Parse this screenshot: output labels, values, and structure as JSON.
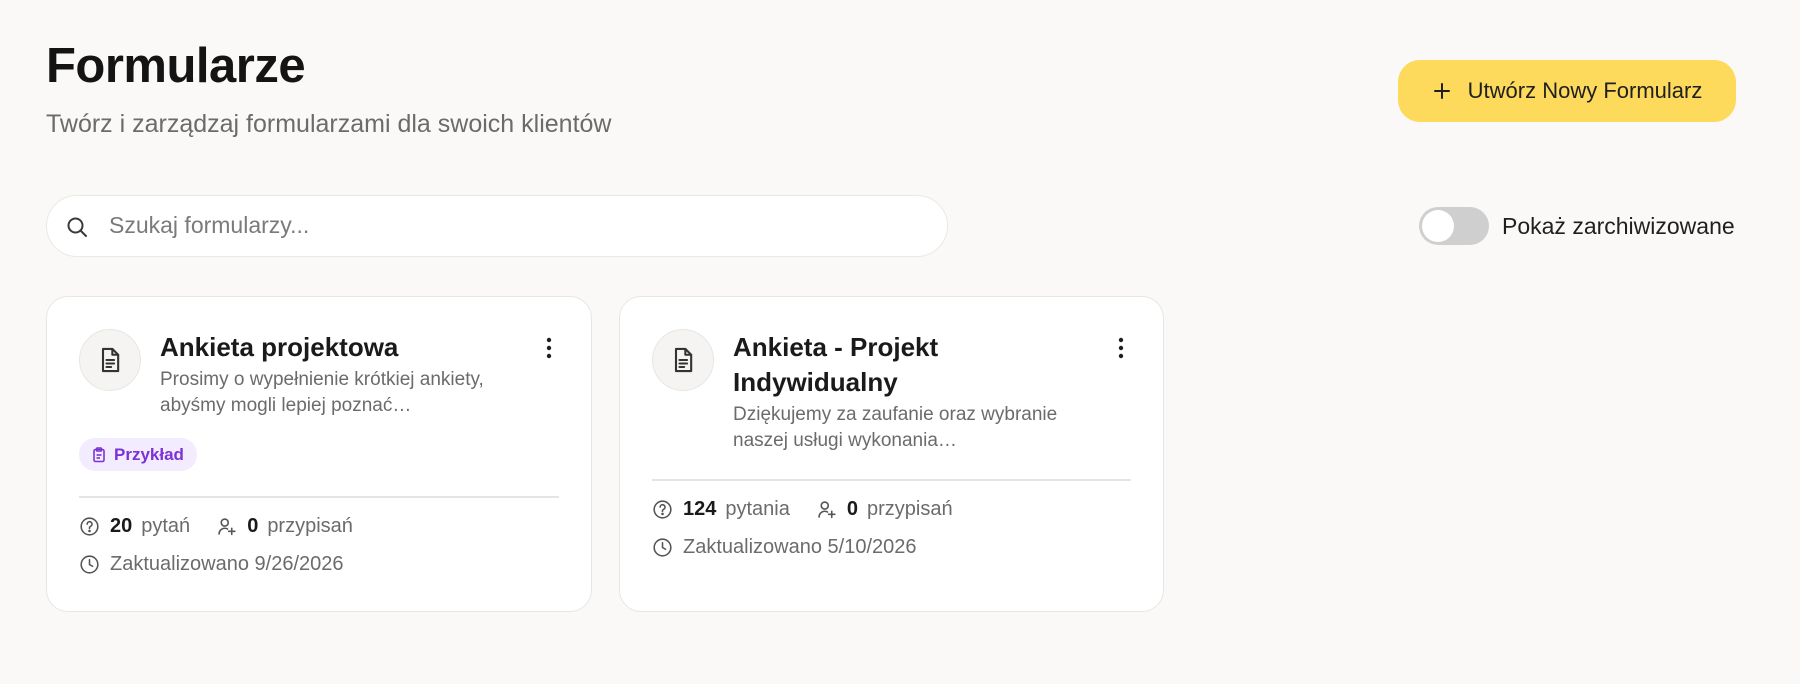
{
  "header": {
    "title": "Formularze",
    "subtitle": "Twórz i zarządzaj formularzami dla swoich klientów",
    "create_button_label": "Utwórz Nowy Formularz"
  },
  "search": {
    "placeholder": "Szukaj formularzy...",
    "value": ""
  },
  "archived_toggle": {
    "label": "Pokaż zarchiwizowane",
    "on": false
  },
  "forms": [
    {
      "title": "Ankieta projektowa",
      "description": "Prosimy o wypełnienie krótkiej ankiety, abyśmy mogli lepiej poznać…",
      "badge": "Przykład",
      "questions_count": "20",
      "questions_label": "pytań",
      "assignments_count": "0",
      "assignments_label": "przypisań",
      "updated": "Zaktualizowano 9/26/2026"
    },
    {
      "title": "Ankieta - Projekt Indywidualny",
      "description": "Dziękujemy za zaufanie oraz wybranie naszej usługi wykonania…",
      "questions_count": "124",
      "questions_label": "pytania",
      "assignments_count": "0",
      "assignments_label": "przypisań",
      "updated": "Zaktualizowano 5/10/2026"
    }
  ],
  "colors": {
    "background": "#faf9f7",
    "accent_button": "#fdd95c",
    "badge_bg": "#f3ecff",
    "badge_text": "#7b33d6",
    "toggle_off": "#cfcfcf"
  },
  "icons": {
    "create": "plus-icon",
    "search": "search-icon",
    "form": "document-icon",
    "menu": "more-vertical-icon",
    "badge": "clipboard-icon",
    "questions": "help-circle-icon",
    "assignments": "user-plus-icon",
    "updated": "clock-icon"
  }
}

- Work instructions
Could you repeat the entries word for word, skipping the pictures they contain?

- Answer for the task
Parse this screenshot: output labels, values, and structure as JSON.
{
  "header": {
    "title": "Formularze",
    "subtitle": "Twórz i zarządzaj formularzami dla swoich klientów",
    "create_button_label": "Utwórz Nowy Formularz"
  },
  "search": {
    "placeholder": "Szukaj formularzy...",
    "value": ""
  },
  "archived_toggle": {
    "label": "Pokaż zarchiwizowane",
    "on": false
  },
  "forms": [
    {
      "title": "Ankieta projektowa",
      "description": "Prosimy o wypełnienie krótkiej ankiety, abyśmy mogli lepiej poznać…",
      "badge": "Przykład",
      "questions_count": "20",
      "questions_label": "pytań",
      "assignments_count": "0",
      "assignments_label": "przypisań",
      "updated": "Zaktualizowano 9/26/2026"
    },
    {
      "title": "Ankieta - Projekt Indywidualny",
      "description": "Dziękujemy za zaufanie oraz wybranie naszej usługi wykonania…",
      "questions_count": "124",
      "questions_label": "pytania",
      "assignments_count": "0",
      "assignments_label": "przypisań",
      "updated": "Zaktualizowano 5/10/2026"
    }
  ],
  "colors": {
    "background": "#faf9f7",
    "accent_button": "#fdd95c",
    "badge_bg": "#f3ecff",
    "badge_text": "#7b33d6",
    "toggle_off": "#cfcfcf"
  },
  "icons": {
    "create": "plus-icon",
    "search": "search-icon",
    "form": "document-icon",
    "menu": "more-vertical-icon",
    "badge": "clipboard-icon",
    "questions": "help-circle-icon",
    "assignments": "user-plus-icon",
    "updated": "clock-icon"
  }
}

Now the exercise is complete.